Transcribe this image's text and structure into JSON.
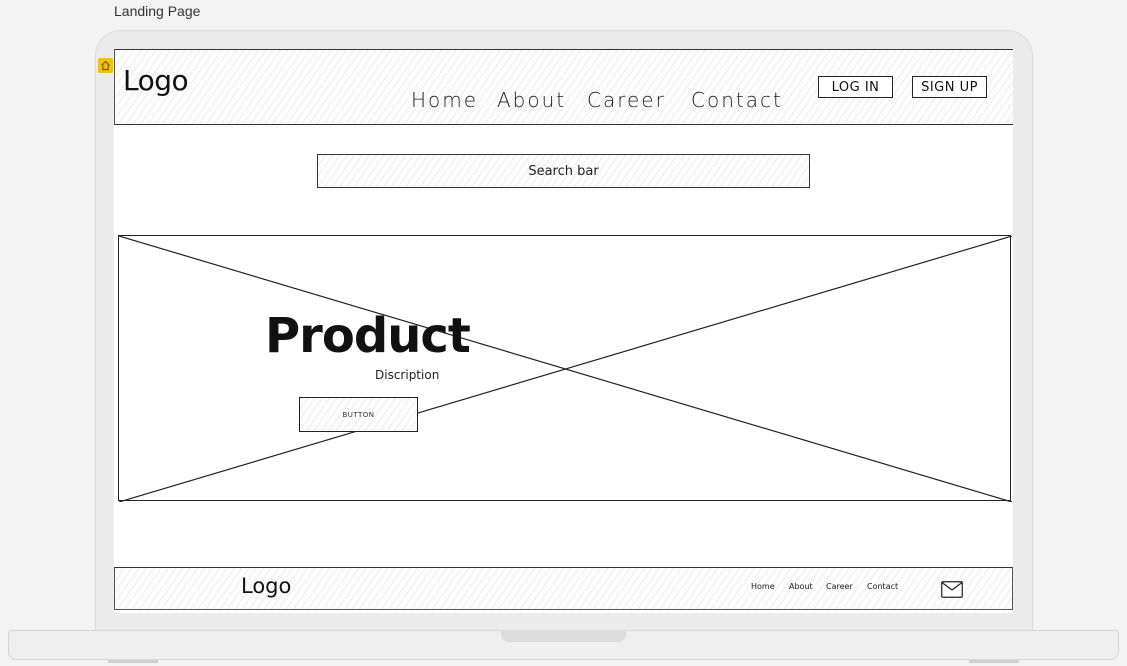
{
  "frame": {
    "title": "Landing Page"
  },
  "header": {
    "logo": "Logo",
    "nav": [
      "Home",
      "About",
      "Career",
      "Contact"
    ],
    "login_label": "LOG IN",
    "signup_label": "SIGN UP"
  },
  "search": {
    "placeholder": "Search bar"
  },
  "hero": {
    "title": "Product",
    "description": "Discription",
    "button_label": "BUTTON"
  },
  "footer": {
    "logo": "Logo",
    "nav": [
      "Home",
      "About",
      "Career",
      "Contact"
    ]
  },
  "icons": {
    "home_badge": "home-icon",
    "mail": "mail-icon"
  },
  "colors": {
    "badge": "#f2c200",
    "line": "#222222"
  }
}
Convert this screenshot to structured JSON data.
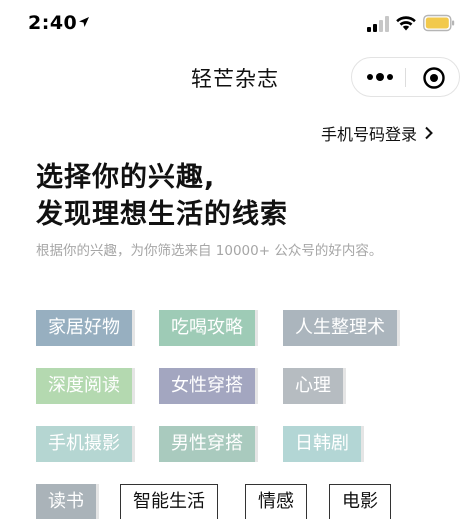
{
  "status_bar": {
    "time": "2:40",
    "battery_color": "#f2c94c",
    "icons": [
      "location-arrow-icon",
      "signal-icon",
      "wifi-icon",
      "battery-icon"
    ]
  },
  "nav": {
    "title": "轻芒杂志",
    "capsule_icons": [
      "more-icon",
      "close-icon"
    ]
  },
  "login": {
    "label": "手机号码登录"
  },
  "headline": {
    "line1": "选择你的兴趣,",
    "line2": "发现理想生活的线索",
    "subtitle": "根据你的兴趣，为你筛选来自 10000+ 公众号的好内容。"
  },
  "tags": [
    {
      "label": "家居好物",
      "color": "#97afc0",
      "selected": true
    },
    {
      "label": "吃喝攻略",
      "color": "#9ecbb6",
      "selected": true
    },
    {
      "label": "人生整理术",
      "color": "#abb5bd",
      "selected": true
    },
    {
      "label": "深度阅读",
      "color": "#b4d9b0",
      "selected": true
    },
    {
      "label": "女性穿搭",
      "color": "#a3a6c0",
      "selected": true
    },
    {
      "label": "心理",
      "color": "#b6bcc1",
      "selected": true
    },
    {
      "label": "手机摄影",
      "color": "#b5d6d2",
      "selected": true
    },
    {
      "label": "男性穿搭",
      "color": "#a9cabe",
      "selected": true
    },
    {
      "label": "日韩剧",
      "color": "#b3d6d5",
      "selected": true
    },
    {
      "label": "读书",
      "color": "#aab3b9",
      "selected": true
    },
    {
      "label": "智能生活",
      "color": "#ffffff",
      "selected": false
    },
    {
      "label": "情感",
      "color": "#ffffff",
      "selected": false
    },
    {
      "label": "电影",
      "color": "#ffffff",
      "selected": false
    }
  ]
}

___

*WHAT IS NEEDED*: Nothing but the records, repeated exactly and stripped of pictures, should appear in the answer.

*SOLVED EXERCISE*:
Transcribe this image's text and structure into JSON.
{
  "frame": {
    "title": "Landing Page"
  },
  "header": {
    "logo": "Logo",
    "nav": [
      "Home",
      "About",
      "Career",
      "Contact"
    ],
    "login_label": "LOG IN",
    "signup_label": "SIGN UP"
  },
  "search": {
    "placeholder": "Search bar"
  },
  "hero": {
    "title": "Product",
    "description": "Discription",
    "button_label": "BUTTON"
  },
  "footer": {
    "logo": "Logo",
    "nav": [
      "Home",
      "About",
      "Career",
      "Contact"
    ]
  },
  "icons": {
    "home_badge": "home-icon",
    "mail": "mail-icon"
  },
  "colors": {
    "badge": "#f2c200",
    "line": "#222222"
  }
}
Convert this screenshot to structured JSON data.
{
  "status_bar": {
    "time": "2:40",
    "battery_color": "#f2c94c",
    "icons": [
      "location-arrow-icon",
      "signal-icon",
      "wifi-icon",
      "battery-icon"
    ]
  },
  "nav": {
    "title": "轻芒杂志",
    "capsule_icons": [
      "more-icon",
      "close-icon"
    ]
  },
  "login": {
    "label": "手机号码登录"
  },
  "headline": {
    "line1": "选择你的兴趣,",
    "line2": "发现理想生活的线索",
    "subtitle": "根据你的兴趣，为你筛选来自 10000+ 公众号的好内容。"
  },
  "tags": [
    {
      "label": "家居好物",
      "color": "#97afc0",
      "selected": true
    },
    {
      "label": "吃喝攻略",
      "color": "#9ecbb6",
      "selected": true
    },
    {
      "label": "人生整理术",
      "color": "#abb5bd",
      "selected": true
    },
    {
      "label": "深度阅读",
      "color": "#b4d9b0",
      "selected": true
    },
    {
      "label": "女性穿搭",
      "color": "#a3a6c0",
      "selected": true
    },
    {
      "label": "心理",
      "color": "#b6bcc1",
      "selected": true
    },
    {
      "label": "手机摄影",
      "color": "#b5d6d2",
      "selected": true
    },
    {
      "label": "男性穿搭",
      "color": "#a9cabe",
      "selected": true
    },
    {
      "label": "日韩剧",
      "color": "#b3d6d5",
      "selected": true
    },
    {
      "label": "读书",
      "color": "#aab3b9",
      "selected": true
    },
    {
      "label": "智能生活",
      "color": "#ffffff",
      "selected": false
    },
    {
      "label": "情感",
      "color": "#ffffff",
      "selected": false
    },
    {
      "label": "电影",
      "color": "#ffffff",
      "selected": false
    }
  ]
}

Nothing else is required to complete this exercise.